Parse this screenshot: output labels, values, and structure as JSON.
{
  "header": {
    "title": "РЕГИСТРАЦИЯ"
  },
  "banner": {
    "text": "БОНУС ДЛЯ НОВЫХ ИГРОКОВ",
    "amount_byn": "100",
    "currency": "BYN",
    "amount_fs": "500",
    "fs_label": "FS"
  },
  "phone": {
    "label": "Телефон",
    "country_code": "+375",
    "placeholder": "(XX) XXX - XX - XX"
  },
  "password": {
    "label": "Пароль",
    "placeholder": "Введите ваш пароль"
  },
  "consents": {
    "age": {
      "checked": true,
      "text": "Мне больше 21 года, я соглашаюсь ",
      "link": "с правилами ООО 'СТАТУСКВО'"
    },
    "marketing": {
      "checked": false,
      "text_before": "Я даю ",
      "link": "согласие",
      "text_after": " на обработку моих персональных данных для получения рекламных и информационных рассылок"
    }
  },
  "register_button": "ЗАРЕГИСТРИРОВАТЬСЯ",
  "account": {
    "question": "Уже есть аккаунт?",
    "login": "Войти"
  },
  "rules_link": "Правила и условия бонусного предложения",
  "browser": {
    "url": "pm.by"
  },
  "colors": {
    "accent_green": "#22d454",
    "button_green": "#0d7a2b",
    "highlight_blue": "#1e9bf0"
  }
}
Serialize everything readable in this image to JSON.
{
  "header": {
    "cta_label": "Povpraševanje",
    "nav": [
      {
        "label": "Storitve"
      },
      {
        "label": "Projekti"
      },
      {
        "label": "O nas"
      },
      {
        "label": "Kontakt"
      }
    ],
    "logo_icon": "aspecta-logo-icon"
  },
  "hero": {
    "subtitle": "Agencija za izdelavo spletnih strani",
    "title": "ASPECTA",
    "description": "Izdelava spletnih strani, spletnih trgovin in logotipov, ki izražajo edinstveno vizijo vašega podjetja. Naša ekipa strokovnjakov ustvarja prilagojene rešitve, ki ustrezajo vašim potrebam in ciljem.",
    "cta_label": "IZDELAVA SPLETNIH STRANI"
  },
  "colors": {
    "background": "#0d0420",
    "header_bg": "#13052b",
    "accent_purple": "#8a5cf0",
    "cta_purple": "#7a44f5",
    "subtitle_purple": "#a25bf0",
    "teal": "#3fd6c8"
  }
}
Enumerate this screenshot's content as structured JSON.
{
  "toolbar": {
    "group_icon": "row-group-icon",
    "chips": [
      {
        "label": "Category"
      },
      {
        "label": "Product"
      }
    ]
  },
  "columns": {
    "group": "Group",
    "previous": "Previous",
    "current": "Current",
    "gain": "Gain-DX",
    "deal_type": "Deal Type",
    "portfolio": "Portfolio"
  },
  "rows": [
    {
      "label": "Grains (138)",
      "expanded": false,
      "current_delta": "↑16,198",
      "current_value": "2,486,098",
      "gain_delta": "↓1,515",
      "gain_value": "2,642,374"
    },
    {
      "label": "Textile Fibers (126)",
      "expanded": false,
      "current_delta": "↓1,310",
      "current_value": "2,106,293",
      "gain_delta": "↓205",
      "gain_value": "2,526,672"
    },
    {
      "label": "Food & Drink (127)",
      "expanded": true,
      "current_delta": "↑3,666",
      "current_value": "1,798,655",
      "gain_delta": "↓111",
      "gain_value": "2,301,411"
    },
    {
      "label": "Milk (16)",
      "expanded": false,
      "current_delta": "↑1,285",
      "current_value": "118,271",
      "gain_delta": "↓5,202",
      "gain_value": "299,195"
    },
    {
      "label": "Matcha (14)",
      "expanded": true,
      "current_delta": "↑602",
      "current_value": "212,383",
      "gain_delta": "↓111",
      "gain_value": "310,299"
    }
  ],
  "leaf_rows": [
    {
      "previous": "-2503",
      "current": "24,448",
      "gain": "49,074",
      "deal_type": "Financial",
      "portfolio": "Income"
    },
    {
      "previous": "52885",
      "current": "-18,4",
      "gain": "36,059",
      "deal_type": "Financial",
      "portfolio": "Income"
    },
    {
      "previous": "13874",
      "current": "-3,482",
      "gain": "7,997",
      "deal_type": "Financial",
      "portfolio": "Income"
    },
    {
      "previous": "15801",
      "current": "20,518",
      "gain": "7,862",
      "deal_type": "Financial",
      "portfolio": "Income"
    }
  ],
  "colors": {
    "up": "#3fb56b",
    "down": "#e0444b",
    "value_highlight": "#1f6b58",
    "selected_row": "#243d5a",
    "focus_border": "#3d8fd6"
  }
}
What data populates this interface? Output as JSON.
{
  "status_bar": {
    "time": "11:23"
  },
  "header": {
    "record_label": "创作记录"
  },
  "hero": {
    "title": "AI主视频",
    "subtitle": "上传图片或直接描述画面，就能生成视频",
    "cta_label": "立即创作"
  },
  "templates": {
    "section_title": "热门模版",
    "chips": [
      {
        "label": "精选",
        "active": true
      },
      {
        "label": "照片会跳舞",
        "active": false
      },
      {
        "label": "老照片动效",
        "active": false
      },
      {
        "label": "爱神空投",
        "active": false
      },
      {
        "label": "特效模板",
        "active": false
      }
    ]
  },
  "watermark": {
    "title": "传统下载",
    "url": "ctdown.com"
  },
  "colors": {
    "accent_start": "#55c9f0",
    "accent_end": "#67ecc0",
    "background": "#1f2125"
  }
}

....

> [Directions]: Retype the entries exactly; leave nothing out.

> [Response for this exercise]:
Parse this screenshot: output labels, values, and structure as JSON.
{
  "header": {
    "title": "РЕГИСТРАЦИЯ"
  },
  "banner": {
    "text": "БОНУС ДЛЯ НОВЫХ ИГРОКОВ",
    "amount_byn": "100",
    "currency": "BYN",
    "amount_fs": "500",
    "fs_label": "FS"
  },
  "phone": {
    "label": "Телефон",
    "country_code": "+375",
    "placeholder": "(XX) XXX - XX - XX"
  },
  "password": {
    "label": "Пароль",
    "placeholder": "Введите ваш пароль"
  },
  "consents": {
    "age": {
      "checked": true,
      "text": "Мне больше 21 года, я соглашаюсь ",
      "link": "с правилами ООО 'СТАТУСКВО'"
    },
    "marketing": {
      "checked": false,
      "text_before": "Я даю ",
      "link": "согласие",
      "text_after": " на обработку моих персональных данных для получения рекламных и информационных рассылок"
    }
  },
  "register_button": "ЗАРЕГИСТРИРОВАТЬСЯ",
  "account": {
    "question": "Уже есть аккаунт?",
    "login": "Войти"
  },
  "rules_link": "Правила и условия бонусного предложения",
  "browser": {
    "url": "pm.by"
  },
  "colors": {
    "accent_green": "#22d454",
    "button_green": "#0d7a2b",
    "highlight_blue": "#1e9bf0"
  }
}
Serialize everything readable in this image to JSON.
{
  "header": {
    "cta_label": "Povpraševanje",
    "nav": [
      {
        "label": "Storitve"
      },
      {
        "label": "Projekti"
      },
      {
        "label": "O nas"
      },
      {
        "label": "Kontakt"
      }
    ],
    "logo_icon": "aspecta-logo-icon"
  },
  "hero": {
    "subtitle": "Agencija za izdelavo spletnih strani",
    "title": "ASPECTA",
    "description": "Izdelava spletnih strani, spletnih trgovin in logotipov, ki izražajo edinstveno vizijo vašega podjetja. Naša ekipa strokovnjakov ustvarja prilagojene rešitve, ki ustrezajo vašim potrebam in ciljem.",
    "cta_label": "IZDELAVA SPLETNIH STRANI"
  },
  "colors": {
    "background": "#0d0420",
    "header_bg": "#13052b",
    "accent_purple": "#8a5cf0",
    "cta_purple": "#7a44f5",
    "subtitle_purple": "#a25bf0",
    "teal": "#3fd6c8"
  }
}
Enumerate this screenshot's content as structured JSON.
{
  "toolbar": {
    "group_icon": "row-group-icon",
    "chips": [
      {
        "label": "Category"
      },
      {
        "label": "Product"
      }
    ]
  },
  "columns": {
    "group": "Group",
    "previous": "Previous",
    "current": "Current",
    "gain": "Gain-DX",
    "deal_type": "Deal Type",
    "portfolio": "Portfolio"
  },
  "rows": [
    {
      "label": "Grains (138)",
      "expanded": false,
      "current_delta": "↑16,198",
      "current_value": "2,486,098",
      "gain_delta": "↓1,515",
      "gain_value": "2,642,374"
    },
    {
      "label": "Textile Fibers (126)",
      "expanded": false,
      "current_delta": "↓1,310",
      "current_value": "2,106,293",
      "gain_delta": "↓205",
      "gain_value": "2,526,672"
    },
    {
      "label": "Food & Drink (127)",
      "expanded": true,
      "current_delta": "↑3,666",
      "current_value": "1,798,655",
      "gain_delta": "↓111",
      "gain_value": "2,301,411"
    },
    {
      "label": "Milk (16)",
      "expanded": false,
      "current_delta": "↑1,285",
      "current_value": "118,271",
      "gain_delta": "↓5,202",
      "gain_value": "299,195"
    },
    {
      "label": "Matcha (14)",
      "expanded": true,
      "current_delta": "↑602",
      "current_value": "212,383",
      "gain_delta": "↓111",
      "gain_value": "310,299"
    }
  ],
  "leaf_rows": [
    {
      "previous": "-2503",
      "current": "24,448",
      "gain": "49,074",
      "deal_type": "Financial",
      "portfolio": "Income"
    },
    {
      "previous": "52885",
      "current": "-18,4",
      "gain": "36,059",
      "deal_type": "Financial",
      "portfolio": "Income"
    },
    {
      "previous": "13874",
      "current": "-3,482",
      "gain": "7,997",
      "deal_type": "Financial",
      "portfolio": "Income"
    },
    {
      "previous": "15801",
      "current": "20,518",
      "gain": "7,862",
      "deal_type": "Financial",
      "portfolio": "Income"
    }
  ],
  "colors": {
    "up": "#3fb56b",
    "down": "#e0444b",
    "value_highlight": "#1f6b58",
    "selected_row": "#243d5a",
    "focus_border": "#3d8fd6"
  }
}
What data populates this interface? Output as JSON.
{
  "status_bar": {
    "time": "11:23"
  },
  "header": {
    "record_label": "创作记录"
  },
  "hero": {
    "title": "AI主视频",
    "subtitle": "上传图片或直接描述画面，就能生成视频",
    "cta_label": "立即创作"
  },
  "templates": {
    "section_title": "热门模版",
    "chips": [
      {
        "label": "精选",
        "active": true
      },
      {
        "label": "照片会跳舞",
        "active": false
      },
      {
        "label": "老照片动效",
        "active": false
      },
      {
        "label": "爱神空投",
        "active": false
      },
      {
        "label": "特效模板",
        "active": false
      }
    ]
  },
  "watermark": {
    "title": "传统下载",
    "url": "ctdown.com"
  },
  "colors": {
    "accent_start": "#55c9f0",
    "accent_end": "#67ecc0",
    "background": "#1f2125"
  }
}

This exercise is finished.